O God, our help in ages past,
Our hope for years to come,
Our shelter from the stormy blast,
And our eternal home.
Thousands of citizens descended on Barker's Pool in Sheffield city centre yesterday morning. We were there to commemorate the fallen heroes of World War One - a hundred years after that terrible conflict ended.
The sombre service proceeded and we reached a point where everyone was meant to sing the eighteenth century hymn by Isaac Watts - "O God Our Help in Ages Past...". The brass band played the intro and then bam - it was time to raise our voices and so I did. The only trouble was that nobody else in my section of the crowd was singing. Unexpectedly and slightly embarrassingly I was in effect singing a solo!
The woman next to me had a programme and it was open to show the nine verses of the hymn. I had begun so I couldn't just finish.

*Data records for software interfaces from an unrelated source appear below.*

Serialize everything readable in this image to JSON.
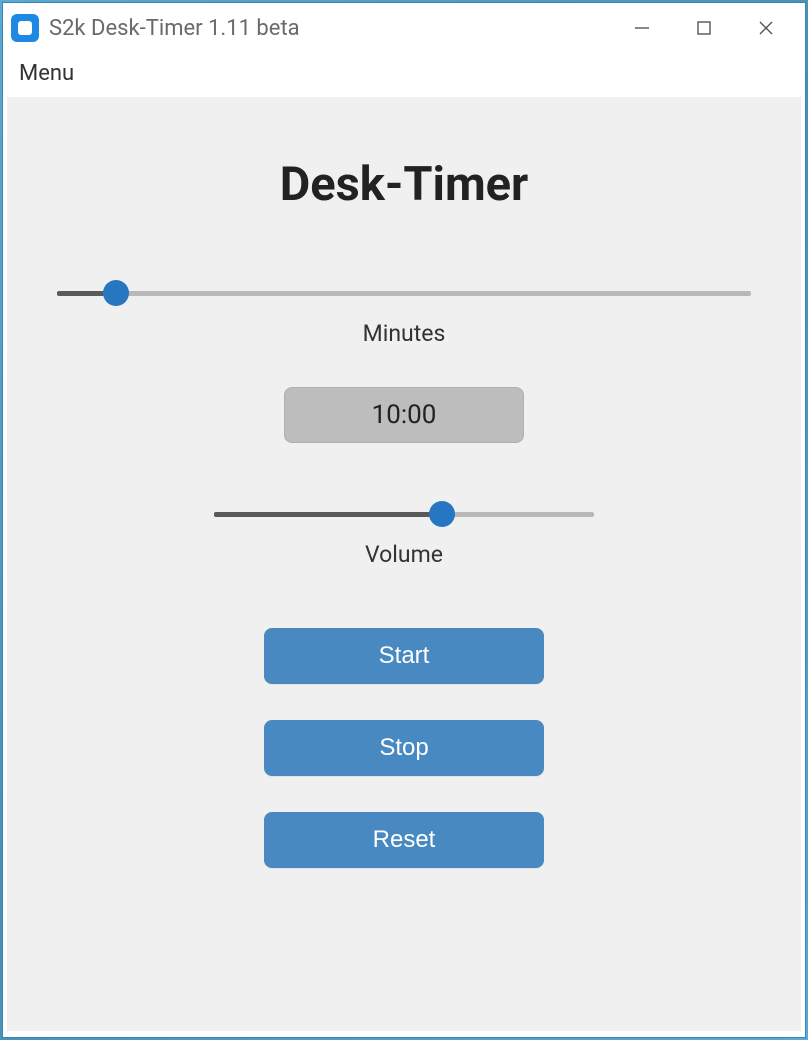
{
  "window": {
    "title": "S2k Desk-Timer 1.11 beta"
  },
  "menubar": {
    "menu_label": "Menu"
  },
  "main": {
    "heading": "Desk-Timer",
    "minutes": {
      "label": "Minutes",
      "percent": 8.5
    },
    "time_display": "10:00",
    "volume": {
      "label": "Volume",
      "percent": 60
    },
    "buttons": {
      "start": "Start",
      "stop": "Stop",
      "reset": "Reset"
    }
  },
  "colors": {
    "accent": "#2776c2",
    "button_bg": "#4789c0",
    "content_bg": "#f0f0f0"
  }
}
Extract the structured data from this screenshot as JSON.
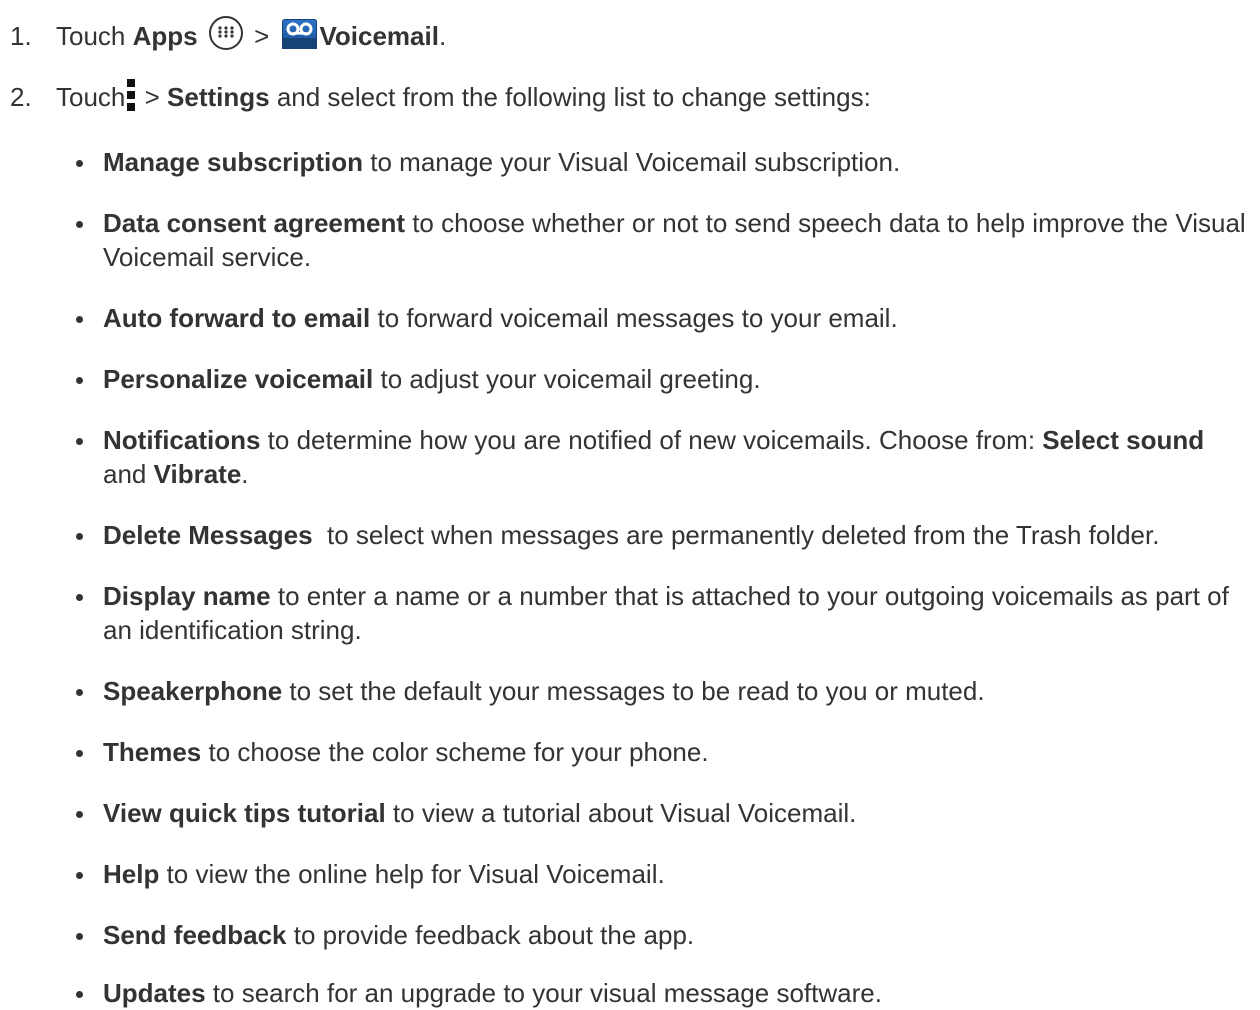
{
  "steps": [
    {
      "number": "1.",
      "pre": "Touch ",
      "bold1": "Apps",
      "sep": " > ",
      "bold2": "Voicemail",
      "post": "."
    },
    {
      "number": "2.",
      "pre": "Touch",
      "sep": " > ",
      "bold1": "Settings",
      "post": " and select from the following list to change settings:"
    }
  ],
  "icons": {
    "apps": "apps-icon",
    "voicemail": "voicemail-icon",
    "menu": "menu-icon"
  },
  "items": [
    {
      "term": "Manage subscription",
      "desc": " to manage your Visual Voicemail subscription."
    },
    {
      "term": "Data consent agreement",
      "desc": " to choose whether or not to send speech data to help improve the Visual Voicemail service."
    },
    {
      "term": "Auto forward to email",
      "desc": " to forward voicemail messages to your email."
    },
    {
      "term": "Personalize voicemail",
      "desc": " to adjust your voicemail greeting."
    },
    {
      "term": "Notifications",
      "desc": " to determine how you are notified of new voicemails. Choose from: ",
      "term2": "Select sound",
      "mid": " and ",
      "term3": "Vibrate",
      "end": "."
    },
    {
      "term": "Delete Messages",
      "desc": "  to select when messages are permanently deleted from the Trash folder."
    },
    {
      "term": "Display name",
      "desc": " to enter a name or a number that is attached to your outgoing voicemails as part of an identification string."
    },
    {
      "term": "Speakerphone",
      "desc": " to set the default your messages to be read to you or muted."
    },
    {
      "term": "Themes",
      "desc": " to choose the color scheme for your phone."
    },
    {
      "term": "View quick tips tutorial",
      "desc": " to view a tutorial about Visual Voicemail."
    },
    {
      "term": "Help",
      "desc": " to view the online help for Visual Voicemail."
    },
    {
      "term": "Send feedback",
      "desc": " to provide feedback about the app."
    },
    {
      "term": "Updates",
      "desc": " to search for an upgrade to your visual message software."
    }
  ]
}
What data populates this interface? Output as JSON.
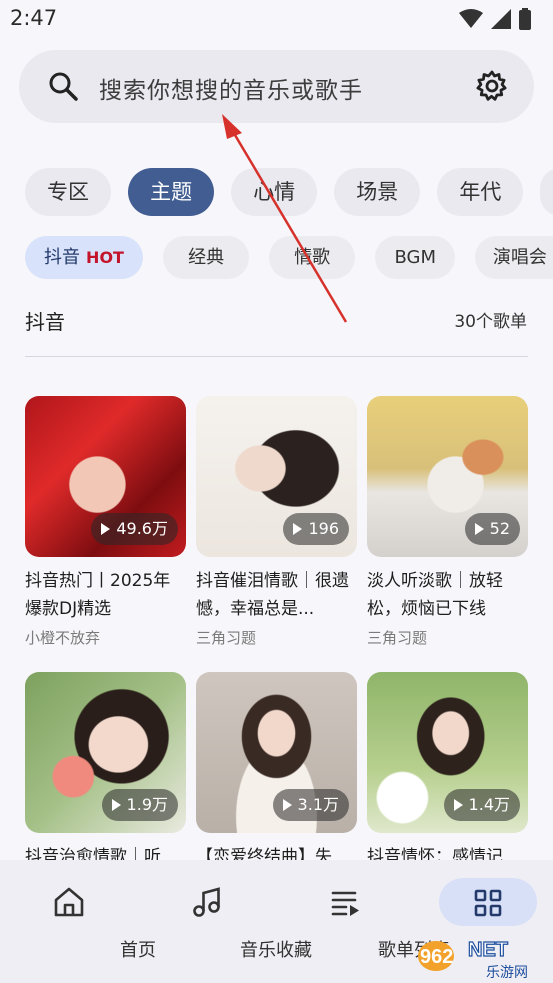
{
  "status_bar": {
    "time": "2:47"
  },
  "search": {
    "placeholder": "搜索你想搜的音乐或歌手"
  },
  "categories": [
    {
      "label": "专区",
      "active": false
    },
    {
      "label": "主题",
      "active": true
    },
    {
      "label": "心情",
      "active": false
    },
    {
      "label": "场景",
      "active": false
    },
    {
      "label": "年代",
      "active": false
    }
  ],
  "subtags": [
    {
      "label": "抖音",
      "badge": "HOT",
      "active": true
    },
    {
      "label": "经典"
    },
    {
      "label": "情歌"
    },
    {
      "label": "BGM"
    },
    {
      "label": "演唱会",
      "dot": true
    }
  ],
  "section": {
    "title": "抖音",
    "count": "30个歌单"
  },
  "playlists": [
    {
      "plays": "49.6万",
      "title": "抖音热门丨2025年爆款DJ精选",
      "author": "小橙不放弃"
    },
    {
      "plays": "196",
      "title": "抖音催泪情歌｜很遗憾，幸福总是...",
      "author": "三角习题"
    },
    {
      "plays": "52",
      "title": "淡人听淡歌｜放轻松，烦恼已下线",
      "author": "三角习题"
    },
    {
      "plays": "1.9万",
      "title": "抖音治愈情歌｜听",
      "author": ""
    },
    {
      "plays": "3.1万",
      "title": "【恋爱终结曲】失",
      "author": ""
    },
    {
      "plays": "1.4万",
      "title": "抖音情怀：感情记",
      "author": ""
    }
  ],
  "nav": [
    {
      "label": "首页",
      "icon": "home-icon"
    },
    {
      "label": "音乐收藏",
      "icon": "music-note-icon"
    },
    {
      "label": "歌单列表",
      "icon": "playlist-icon"
    },
    {
      "label": "",
      "icon": "grid-icon",
      "active": true
    }
  ],
  "watermark": {
    "text": "962 NET",
    "subtext": "乐游网"
  },
  "colors": {
    "accent": "#415d91",
    "hot": "#c3142c",
    "annotation": "#d6312b"
  }
}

I had to keep going and so I sang those nine verses at full volume thinking only of those who died in World War One. I was singing in their honour. At times my voice was tremulous with emotion.
When the service was over and the marchers had gone from the square, I felt a hand on my shoulder. A man who was a stranger to me said, "I just want to say thank you for singing that hymn so beautifully. I was really moved. I was standing just behind you. Thank you."
And I said, "I thought everyone was going to join in. Thank you for your kind words..."
Time, like an ever-rolling stream,
Bears all its sons away;
They fly, forgotten, as a dream
Dies at the op’ning day.
People who don't sing miss out.ReplyDelete
Nine vereses is a long time to sing a solo, well done you!
I bow to thee fair Kylie.Delete
Well done on singing all nine verses!ReplyDelete
And I hadn't brought my throat pastilles.Delete
Good for you! No doubt you touched more hearts than you realize. Most importantly you fully gave the honor and respect that had been earned by those 100 years ago.ReplyDelete
Somehow it became a personal tribute.Delete
That took courage. I could never sing alone like that....in fact, I can't sing at all. Well done!ReplyDelete
I just thought **** it - I will keep going and damn what anybody else thinks.Delete
This must have been very emotional, for you and those around you. Even if I had not been singing from the start, I guess I would have joined in as soon as I'd have realised someone in the crowd near me was singing.ReplyDelete
I was a choirboy in my village church so I was familiar with this hymn. Afterwards I surmised that most people wouldn't have had that connection.Delete
I would have joined you in singing! I have always loved hymns, though not a " religious" person . How odd that no one near you was singing. I guess they had never been to church and didn't know the tune?ReplyDelete
I think that was partly it Frances. Not many people had programmes.Delete
I've been to church all my life and only learnt the tune in the last few years!Delete
That teaches you for looking out of the window!Delete
Very well done! Had it been me, I probably would have dried up, although the crowd would have been grateful given my awful singing voice.ReplyDelete
They could have put their fingers in their ears.Delete
Good for you!ReplyDelete
I am Yorkshire's answer to Pavarotti!Delete
I'm willing to bet that you were the envy of everyone within hearing range. I bet that they were wishing that they could life up their voices, too, and give respect to the fallen. If I were there, I would have been crying buckets, touched to my heart's soul by the simplicity and bravery, at the purity and honor of your song. There is nothing much that is more elemental and universal than the human voice, singing praise and reverence. Well done, Mr. Pudding (Neil).ReplyDelete
I hope that the nice man who complimented me was not the only one who was touched.Delete
Well, thank goodness you were singing. I'm surprised others didn't join in -- usually once one person breaks the ice the others feel more confident. You were in a particularly timid section! Or maybe the others were so impressed with your solo they didn't dare intrude upon it. In any case you evidently made the event for at least one person.ReplyDelete
Perhaps they saw my bulging biceps and were afraid.Delete
You've got a new career as a soloist! Great that you participated fully in the memorial.ReplyDelete
Fly me over to Red Deer and I will deliver an intimate concert for you and The Micro Manager and neighbours from exclusive Spencer Street.Delete
Given the church attendances now I'm not surprised few knew the words or the tune. A certain irony for you though. Mind you I would have joined you (despite the fact that I can no longer always find the register).ReplyDelete
The registers are kept in the school office and I am pleased you noted the irony, remembering that I have been a non-believer since childhood. If there were a God how could he or she or it have possibly allowed World War One to happen?Delete
Why didn't anyone else sing?ReplyDelete
I really don't know Sue. I didn't ask them. I just know that when I started to sing I thought I would be just one voice amongst many.Delete
What a lovely tribute. Well done for going solo!ReplyDelete
I managed to hold it together right to the end. The fallen deserved that.Delete